*** Begin section ***
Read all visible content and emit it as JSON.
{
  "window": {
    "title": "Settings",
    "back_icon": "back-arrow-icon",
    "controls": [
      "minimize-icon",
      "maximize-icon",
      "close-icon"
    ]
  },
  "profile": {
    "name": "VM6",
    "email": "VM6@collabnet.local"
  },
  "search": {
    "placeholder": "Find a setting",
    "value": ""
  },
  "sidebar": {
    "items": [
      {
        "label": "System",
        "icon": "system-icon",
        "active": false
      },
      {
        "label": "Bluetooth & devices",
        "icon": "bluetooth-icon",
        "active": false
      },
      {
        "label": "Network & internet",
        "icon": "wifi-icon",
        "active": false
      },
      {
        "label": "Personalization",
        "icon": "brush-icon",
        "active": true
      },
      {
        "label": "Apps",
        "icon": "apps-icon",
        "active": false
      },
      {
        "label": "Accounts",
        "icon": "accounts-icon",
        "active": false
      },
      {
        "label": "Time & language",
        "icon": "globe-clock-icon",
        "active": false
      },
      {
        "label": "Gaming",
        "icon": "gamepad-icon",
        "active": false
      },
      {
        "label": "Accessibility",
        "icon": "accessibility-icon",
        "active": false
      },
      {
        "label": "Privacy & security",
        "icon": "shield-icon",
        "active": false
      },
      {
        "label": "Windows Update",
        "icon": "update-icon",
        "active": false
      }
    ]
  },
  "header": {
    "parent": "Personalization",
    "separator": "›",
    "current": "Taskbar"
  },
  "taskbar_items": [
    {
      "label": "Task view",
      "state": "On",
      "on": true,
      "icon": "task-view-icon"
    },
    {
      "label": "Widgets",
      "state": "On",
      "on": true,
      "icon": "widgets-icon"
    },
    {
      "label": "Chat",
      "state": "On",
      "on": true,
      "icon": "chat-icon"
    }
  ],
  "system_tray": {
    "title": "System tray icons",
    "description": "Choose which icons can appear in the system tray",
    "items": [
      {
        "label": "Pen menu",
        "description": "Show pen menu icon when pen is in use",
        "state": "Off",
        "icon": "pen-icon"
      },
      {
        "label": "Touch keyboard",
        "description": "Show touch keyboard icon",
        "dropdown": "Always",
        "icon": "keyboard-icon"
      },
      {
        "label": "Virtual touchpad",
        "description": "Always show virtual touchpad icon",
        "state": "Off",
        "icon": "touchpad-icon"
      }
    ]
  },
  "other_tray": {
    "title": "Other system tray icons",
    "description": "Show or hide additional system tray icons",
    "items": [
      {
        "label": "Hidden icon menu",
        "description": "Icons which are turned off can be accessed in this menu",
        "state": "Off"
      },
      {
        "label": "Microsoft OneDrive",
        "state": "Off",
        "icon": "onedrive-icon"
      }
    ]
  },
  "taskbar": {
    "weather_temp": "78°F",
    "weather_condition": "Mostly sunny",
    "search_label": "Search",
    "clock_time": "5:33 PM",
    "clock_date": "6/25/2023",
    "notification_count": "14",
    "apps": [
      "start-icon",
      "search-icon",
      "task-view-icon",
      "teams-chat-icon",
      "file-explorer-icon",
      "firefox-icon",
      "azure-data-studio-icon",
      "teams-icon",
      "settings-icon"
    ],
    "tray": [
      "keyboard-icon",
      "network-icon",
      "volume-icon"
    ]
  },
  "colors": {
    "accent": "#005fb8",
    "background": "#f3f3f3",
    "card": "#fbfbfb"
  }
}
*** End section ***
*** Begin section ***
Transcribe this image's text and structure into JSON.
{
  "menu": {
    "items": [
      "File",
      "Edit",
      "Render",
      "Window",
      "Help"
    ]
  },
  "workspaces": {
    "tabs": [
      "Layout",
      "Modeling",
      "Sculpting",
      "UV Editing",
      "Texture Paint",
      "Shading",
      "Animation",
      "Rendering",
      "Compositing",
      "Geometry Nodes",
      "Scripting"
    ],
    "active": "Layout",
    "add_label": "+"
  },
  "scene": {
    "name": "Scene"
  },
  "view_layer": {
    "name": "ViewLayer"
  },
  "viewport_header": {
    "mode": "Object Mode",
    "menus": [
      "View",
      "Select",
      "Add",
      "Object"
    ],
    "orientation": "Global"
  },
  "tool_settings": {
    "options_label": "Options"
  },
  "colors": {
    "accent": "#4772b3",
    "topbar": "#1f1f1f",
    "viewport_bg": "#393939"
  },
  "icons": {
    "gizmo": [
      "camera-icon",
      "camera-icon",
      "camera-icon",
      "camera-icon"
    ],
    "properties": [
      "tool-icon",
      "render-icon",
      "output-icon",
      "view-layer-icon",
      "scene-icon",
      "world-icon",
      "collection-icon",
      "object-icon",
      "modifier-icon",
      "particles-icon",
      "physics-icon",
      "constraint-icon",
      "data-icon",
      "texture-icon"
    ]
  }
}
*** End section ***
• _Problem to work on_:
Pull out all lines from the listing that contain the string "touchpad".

• _Worked solution_:
        "label": "Virtual touchpad",
        "description": "Always show virtual touchpad icon",
        "icon": "touchpad-icon"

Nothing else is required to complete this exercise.